Rather than testing a higher dose of the vaccine in the 2 to 5 age group, the companies will seek approval for the three-dose regimen, with kids receiving a third shot at least two months after their second shot. Whether kids ages 5 to 11 need a third dose is also being investigated.
Breaking News: Pfizer said its two-shot vaccine didn’t perform adequately in children 2 to 5, and it will test a three-dose series for official authorization. https://t.co/G8NhvNAhz8— The New York Times (@nytimes) December 17, 2021
Why are shots for kids under 5 taking so long?
What’s taking so long? Pediatric trials can happen only after a vaccine is already deemed safe and effective in the lab, then in animals and finally in adults, says Dr. Fataneh Majlessipour, a pediatric oncologist at Cedars-Sinai in a blog post. Pediatric trials are often the last to begin, after vaccines are determined to be safe and effective in adults and older children, and approved by various regulatory agencies.

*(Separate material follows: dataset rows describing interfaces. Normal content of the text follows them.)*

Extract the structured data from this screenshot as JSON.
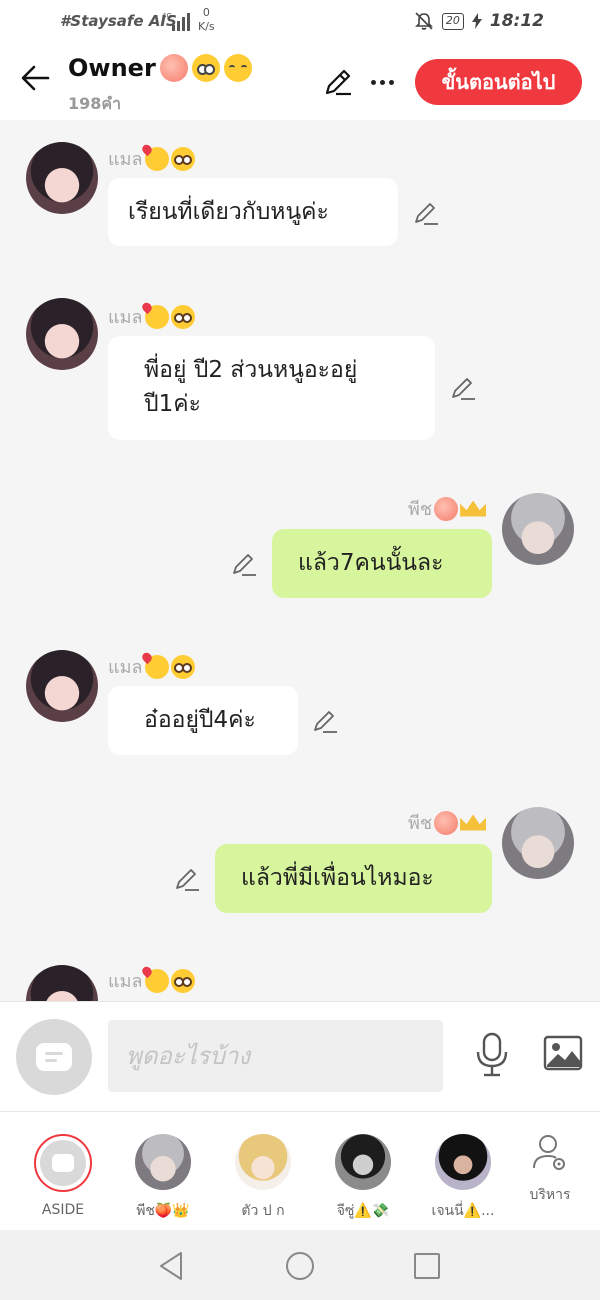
{
  "status": {
    "carrier": "#Staysafe AIS",
    "network": "4G",
    "speed_value": "0",
    "speed_unit": "K/s",
    "battery": "20",
    "time": "18:12"
  },
  "header": {
    "title": "Owner",
    "title_icons": [
      "peach-icon",
      "flushed-face-icon",
      "kissing-face-icon"
    ],
    "word_count": "198คำ",
    "next_button": "ขั้นตอนต่อไป"
  },
  "messages": [
    {
      "side": "left",
      "sender": "แมล",
      "sender_icons": [
        "smiling-hearts-icon",
        "pleading-face-icon"
      ],
      "text": "เรียนที่เดียวกับหนูค่ะ"
    },
    {
      "side": "left",
      "sender": "แมล",
      "sender_icons": [
        "smiling-hearts-icon",
        "pleading-face-icon"
      ],
      "text": "พี่อยู่ ปี2 ส่วนหนูอะอยู่\nปี1ค่ะ"
    },
    {
      "side": "right",
      "sender": "พีช",
      "sender_icons": [
        "peach-icon",
        "crown-icon"
      ],
      "text": "แล้ว7คนนั้นละ"
    },
    {
      "side": "left",
      "sender": "แมล",
      "sender_icons": [
        "smiling-hearts-icon",
        "pleading-face-icon"
      ],
      "text": "อ๋ออยู่ปี4ค่ะ"
    },
    {
      "side": "right",
      "sender": "พีช",
      "sender_icons": [
        "peach-icon",
        "crown-icon"
      ],
      "text": "แล้วพี่มีเพื่อนไหมอะ"
    },
    {
      "side": "left",
      "sender": "แมล",
      "sender_icons": [
        "smiling-hearts-icon",
        "pleading-face-icon"
      ],
      "text": ""
    }
  ],
  "composer": {
    "placeholder": "พูดอะไรบ้าง"
  },
  "characters": [
    {
      "label": "ASIDE"
    },
    {
      "label": "พีช🍑👑"
    },
    {
      "label": "ตัว ป ก"
    },
    {
      "label": "จีซู่⚠️💸"
    },
    {
      "label": "เจนนี่⚠️..."
    }
  ],
  "manage_label": "บริหาร",
  "colors": {
    "accent": "#f0383f",
    "outgoing_bubble": "#d7f59c",
    "incoming_bubble": "#ffffff",
    "chat_background": "#f5f5f5"
  }
}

One factor that has delayed the studies for children under 5 is that it takes time to deduce what dose will be safe and also produce a robust antibody response in younger kids, who tend to have a more powerful immune response in general. Some research points to stronger immune function being connected to the other routine childhood vaccines kids receive from a young age.
The FDA also asked both Pfizer and Moderna to expand their trials in order to account for concerns about myocarditis, a rare type of heart inflammation. In Pfizer’s trials in kids ages 5 to 11, no cases of myocarditis were found in the more than 2200 participants. According to the The American Academy of Pediatrics (AAP), myocarditis risk is 37 times higher in kids with Covid than in kids of the same age who haven’t been infected.

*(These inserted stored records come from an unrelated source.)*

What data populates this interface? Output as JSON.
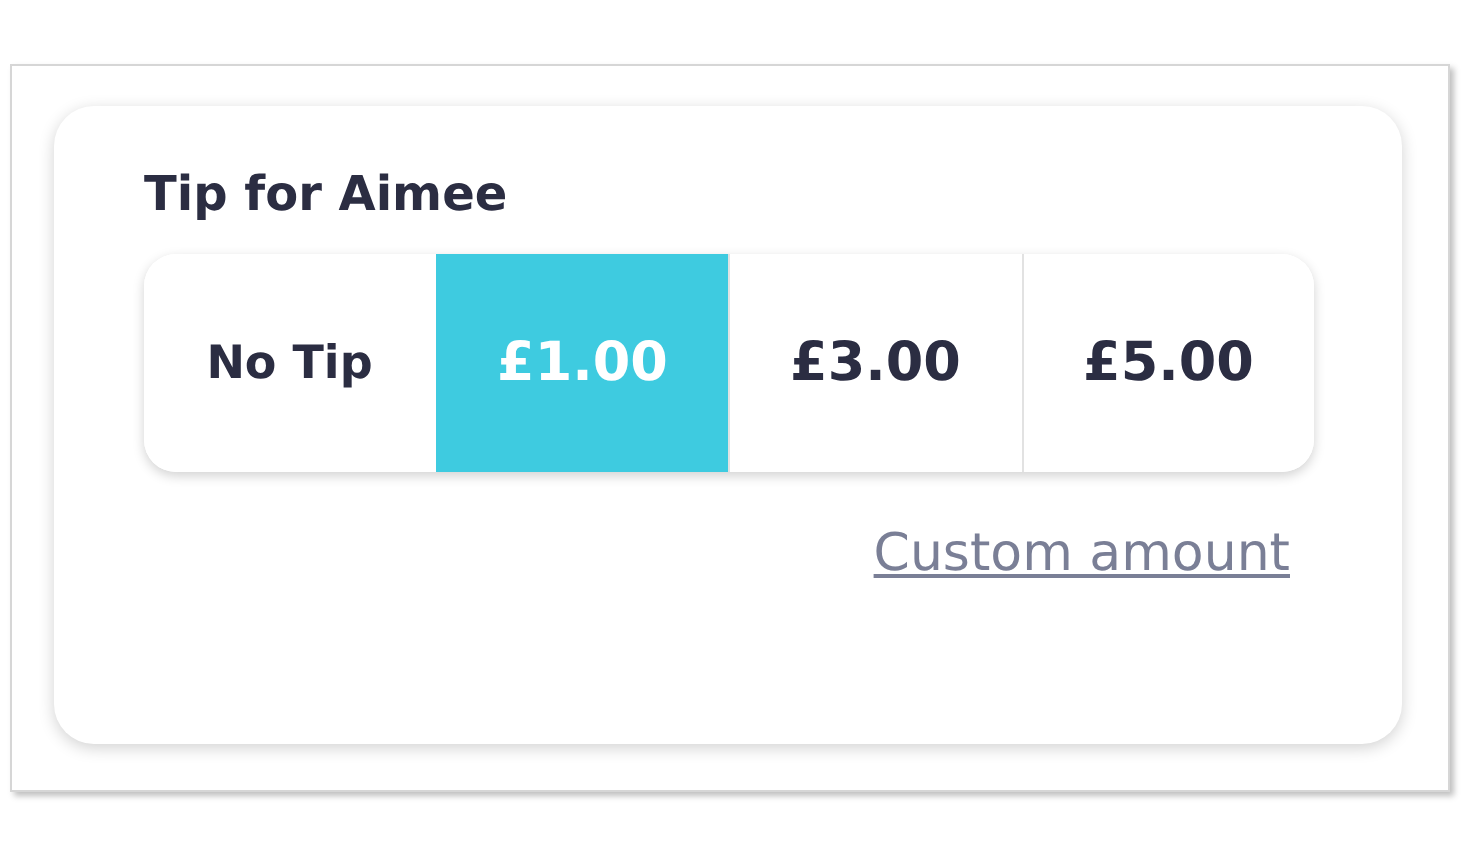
{
  "title": "Tip for Aimee",
  "options": [
    {
      "label": "No Tip",
      "selected": false
    },
    {
      "label": "£1.00",
      "selected": true
    },
    {
      "label": "£3.00",
      "selected": false
    },
    {
      "label": "£5.00",
      "selected": false
    }
  ],
  "custom_link": "Custom amount"
}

Kids still make up a large portion of Covid cases
Covid cases among children remain high. Kids under 5 are currently the only subset of the population who are still ineligible for vaccination, making them a primary target (along with anyone else who is unvaccinated) for the virus.

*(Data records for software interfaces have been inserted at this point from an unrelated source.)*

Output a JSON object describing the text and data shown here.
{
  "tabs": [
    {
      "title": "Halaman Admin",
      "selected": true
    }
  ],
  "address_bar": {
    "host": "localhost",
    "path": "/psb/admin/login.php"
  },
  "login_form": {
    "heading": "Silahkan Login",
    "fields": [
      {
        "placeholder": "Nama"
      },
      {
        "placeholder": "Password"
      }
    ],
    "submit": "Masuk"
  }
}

The Centers for Disease Control and Prevention (CDC) recently changed its language on booster shots, now recommending them for all people over the age of 12.
How to protect kids under 5 from getting Covid
There are more than 25 million children in the under-5 age group, which accounts for a large portion of the population that’s still highly susceptible to infection.
While we wait for vaccine trials to complete and agency approval to commence, here's what you can do to keep your kids safe:
- Keep up with kids' masking if they’re over 2
- Regular hand-washing
- Practice social distancing
- Avoid public places or large gatherings
- Utilizing frequent testing before and after events and if your child shows any symptoms of the virus.
These are all measures that can help curb the spread of the virus and protect your child. Additionally, keeping your child up to date on their other routine vaccinations and getting a flu shot can also help lend some immune benefits. But the most effective thing you can do? Encourage vaccination and booster shots for any and all teens and adults in your orbit.
A version of this post was originally published on Dec. 1, 2021. It has been updated.